Segment Start: DATA
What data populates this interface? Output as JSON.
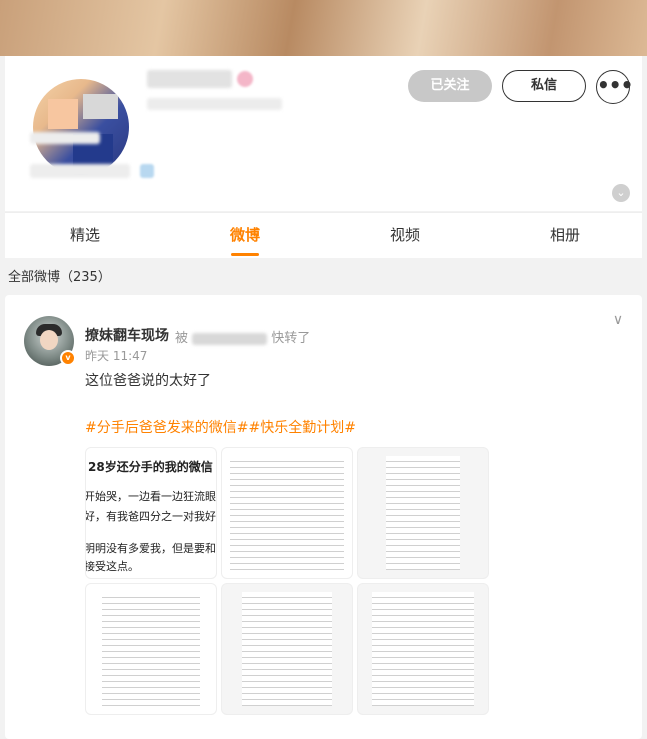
{
  "profile": {
    "follow_label": "已关注",
    "message_label": "私信",
    "more_label": "•••",
    "expand_icon": "chevron-down-icon"
  },
  "tabs": [
    {
      "label": "精选",
      "active": false
    },
    {
      "label": "微博",
      "active": true
    },
    {
      "label": "视频",
      "active": false
    },
    {
      "label": "相册",
      "active": false
    }
  ],
  "feed": {
    "count_label": "全部微博（235）"
  },
  "post": {
    "author": "撩妹翻车现场",
    "repost_prefix": "被",
    "repost_suffix": "快转了",
    "time": "昨天 11:47",
    "text": "这位爸爸说的太好了",
    "topics": "#分手后爸爸发来的微信##快乐全勤计划#",
    "verified_badge": "v",
    "image1_lines": [
      "28岁还分手的我的微信",
      "开始哭，一边看一边狂流眼泪，",
      "好，有我爸四分之一对我好，",
      "明明没有多爱我，但是要和我",
      "接受这点。"
    ]
  },
  "colors": {
    "accent": "#ff8200",
    "followed_bg": "#c8c8c8"
  }
}
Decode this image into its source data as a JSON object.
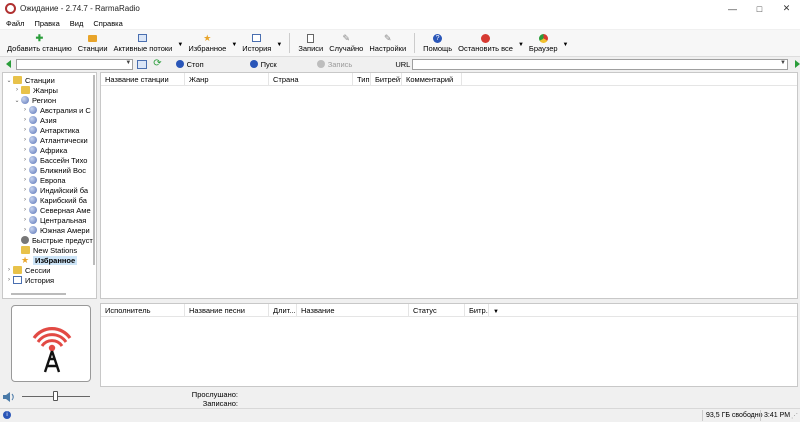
{
  "window": {
    "title": "Ожидание - 2.74.7 - RarmaRadio"
  },
  "menu": [
    "Файл",
    "Правка",
    "Вид",
    "Справка"
  ],
  "toolbar": [
    {
      "label": "Добавить станцию",
      "icon": "add-station-icon"
    },
    {
      "label": "Станции",
      "icon": "stations-icon"
    },
    {
      "label": "Активные потоки",
      "icon": "active-streams-icon",
      "dropdown": true
    },
    {
      "label": "Избранное",
      "icon": "favorites-icon",
      "dropdown": true
    },
    {
      "label": "История",
      "icon": "history-icon",
      "dropdown": true
    },
    {
      "label": "Записи",
      "icon": "recordings-icon"
    },
    {
      "label": "Случайно",
      "icon": "random-icon"
    },
    {
      "label": "Настройки",
      "icon": "settings-icon"
    },
    {
      "label": "Помощь",
      "icon": "help-icon"
    },
    {
      "label": "Остановить все",
      "icon": "stop-all-icon",
      "dropdown": true
    },
    {
      "label": "Браузер",
      "icon": "browser-icon",
      "dropdown": true
    }
  ],
  "address": {
    "stop": "Стоп",
    "play": "Пуск",
    "record": "Запись",
    "url_label": "URL"
  },
  "tree": {
    "stations": "Станции",
    "genres": "Жанры",
    "region": "Регион",
    "regions": [
      "Австралия и С",
      "Азия",
      "Антарктика",
      "Атлантически",
      "Африка",
      "Бассейн Тихо",
      "Ближний Вос",
      "Европа",
      "Индийский ба",
      "Карибский ба",
      "Северная Аме",
      "Центральная",
      "Южная Амери"
    ],
    "quick": "Быстрые предуст",
    "new": "New Stations",
    "favorites": "Избранное",
    "sessions": "Сессии",
    "history": "История"
  },
  "stations_columns": [
    "Название станции",
    "Жанр",
    "Страна",
    "Тип",
    "Битрейт",
    "Комментарий"
  ],
  "songs_columns": [
    "Исполнитель",
    "Название песни",
    "Длит...",
    "Название",
    "Статус",
    "Битр..."
  ],
  "info": {
    "listened": "Прослушано:",
    "recorded": "Записано:"
  },
  "status": {
    "disk": "93,5 ГБ свободно",
    "time": "3:41 PM"
  },
  "colors": {
    "accent_red": "#d63a32",
    "selection": "#cce4f7",
    "folder": "#e8c24a"
  }
}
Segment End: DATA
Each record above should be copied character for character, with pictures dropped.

What data populates this interface? Output as JSON.
{
  "profile": {
    "follow_label": "已关注",
    "message_label": "私信",
    "more_label": "•••",
    "expand_icon": "chevron-down-icon"
  },
  "tabs": [
    {
      "label": "精选",
      "active": false
    },
    {
      "label": "微博",
      "active": true
    },
    {
      "label": "视频",
      "active": false
    },
    {
      "label": "相册",
      "active": false
    }
  ],
  "feed": {
    "count_label": "全部微博（235）"
  },
  "post": {
    "author": "撩妹翻车现场",
    "repost_prefix": "被",
    "repost_suffix": "快转了",
    "time": "昨天 11:47",
    "text": "这位爸爸说的太好了",
    "topics": "#分手后爸爸发来的微信##快乐全勤计划#",
    "verified_badge": "v",
    "image1_lines": [
      "28岁还分手的我的微信",
      "开始哭，一边看一边狂流眼泪，",
      "好，有我爸四分之一对我好，",
      "明明没有多爱我，但是要和我",
      "接受这点。"
    ]
  },
  "colors": {
    "accent": "#ff8200",
    "followed_bg": "#c8c8c8"
  }
}
Decode this image into its source data as a JSON object.
{
  "window": {
    "title": "Ожидание - 2.74.7 - RarmaRadio"
  },
  "menu": [
    "Файл",
    "Правка",
    "Вид",
    "Справка"
  ],
  "toolbar": [
    {
      "label": "Добавить станцию",
      "icon": "add-station-icon"
    },
    {
      "label": "Станции",
      "icon": "stations-icon"
    },
    {
      "label": "Активные потоки",
      "icon": "active-streams-icon",
      "dropdown": true
    },
    {
      "label": "Избранное",
      "icon": "favorites-icon",
      "dropdown": true
    },
    {
      "label": "История",
      "icon": "history-icon",
      "dropdown": true
    },
    {
      "label": "Записи",
      "icon": "recordings-icon"
    },
    {
      "label": "Случайно",
      "icon": "random-icon"
    },
    {
      "label": "Настройки",
      "icon": "settings-icon"
    },
    {
      "label": "Помощь",
      "icon": "help-icon"
    },
    {
      "label": "Остановить все",
      "icon": "stop-all-icon",
      "dropdown": true
    },
    {
      "label": "Браузер",
      "icon": "browser-icon",
      "dropdown": true
    }
  ],
  "address": {
    "stop": "Стоп",
    "play": "Пуск",
    "record": "Запись",
    "url_label": "URL"
  },
  "tree": {
    "stations": "Станции",
    "genres": "Жанры",
    "region": "Регион",
    "regions": [
      "Австралия и С",
      "Азия",
      "Антарктика",
      "Атлантически",
      "Африка",
      "Бассейн Тихо",
      "Ближний Вос",
      "Европа",
      "Индийский ба",
      "Карибский ба",
      "Северная Аме",
      "Центральная",
      "Южная Амери"
    ],
    "quick": "Быстрые предуст",
    "new": "New Stations",
    "favorites": "Избранное",
    "sessions": "Сессии",
    "history": "История"
  },
  "stations_columns": [
    "Название станции",
    "Жанр",
    "Страна",
    "Тип",
    "Битрейт",
    "Комментарий"
  ],
  "songs_columns": [
    "Исполнитель",
    "Название песни",
    "Длит...",
    "Название",
    "Статус",
    "Битр..."
  ],
  "info": {
    "listened": "Прослушано:",
    "recorded": "Записано:"
  },
  "status": {
    "disk": "93,5 ГБ свободно",
    "time": "3:41 PM"
  },
  "colors": {
    "accent_red": "#d63a32",
    "selection": "#cce4f7",
    "folder": "#e8c24a"
  }
}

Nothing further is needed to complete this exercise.